(Entries from a dataset of interfaces)
=====

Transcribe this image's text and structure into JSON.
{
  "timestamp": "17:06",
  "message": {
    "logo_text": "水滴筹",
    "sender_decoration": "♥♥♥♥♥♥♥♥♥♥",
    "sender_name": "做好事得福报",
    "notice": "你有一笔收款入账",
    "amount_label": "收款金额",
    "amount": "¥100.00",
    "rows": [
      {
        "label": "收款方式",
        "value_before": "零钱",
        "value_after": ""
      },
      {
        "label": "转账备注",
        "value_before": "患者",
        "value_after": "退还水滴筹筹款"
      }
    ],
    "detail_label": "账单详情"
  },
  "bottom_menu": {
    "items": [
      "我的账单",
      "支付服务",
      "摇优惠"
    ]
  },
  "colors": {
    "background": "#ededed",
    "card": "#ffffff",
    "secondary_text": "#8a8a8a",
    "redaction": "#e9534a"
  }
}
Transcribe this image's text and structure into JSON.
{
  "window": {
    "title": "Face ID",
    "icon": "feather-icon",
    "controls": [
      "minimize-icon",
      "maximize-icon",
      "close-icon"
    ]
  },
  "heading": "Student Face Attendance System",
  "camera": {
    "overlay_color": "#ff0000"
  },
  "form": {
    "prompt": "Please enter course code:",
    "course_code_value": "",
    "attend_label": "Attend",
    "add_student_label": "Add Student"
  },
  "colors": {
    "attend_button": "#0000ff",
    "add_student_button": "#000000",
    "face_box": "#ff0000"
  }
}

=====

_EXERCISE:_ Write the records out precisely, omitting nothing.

_RESPONSE BOX:_
Transcribe this image's text and structure into JSON.
{
  "timestamp": "17:06",
  "message": {
    "logo_text": "水滴筹",
    "sender_decoration": "♥♥♥♥♥♥♥♥♥♥",
    "sender_name": "做好事得福报",
    "notice": "你有一笔收款入账",
    "amount_label": "收款金额",
    "amount": "¥100.00",
    "rows": [
      {
        "label": "收款方式",
        "value_before": "零钱",
        "value_after": ""
      },
      {
        "label": "转账备注",
        "value_before": "患者",
        "value_after": "退还水滴筹筹款"
      }
    ],
    "detail_label": "账单详情"
  },
  "bottom_menu": {
    "items": [
      "我的账单",
      "支付服务",
      "摇优惠"
    ]
  },
  "colors": {
    "background": "#ededed",
    "card": "#ffffff",
    "secondary_text": "#8a8a8a",
    "redaction": "#e9534a"
  }
}
Transcribe this image's text and structure into JSON.
{
  "window": {
    "title": "Face ID",
    "icon": "feather-icon",
    "controls": [
      "minimize-icon",
      "maximize-icon",
      "close-icon"
    ]
  },
  "heading": "Student Face Attendance System",
  "camera": {
    "overlay_color": "#ff0000"
  },
  "form": {
    "prompt": "Please enter course code:",
    "course_code_value": "",
    "attend_label": "Attend",
    "add_student_label": "Add Student"
  },
  "colors": {
    "attend_button": "#0000ff",
    "add_student_button": "#000000",
    "face_box": "#ff0000"
  }
}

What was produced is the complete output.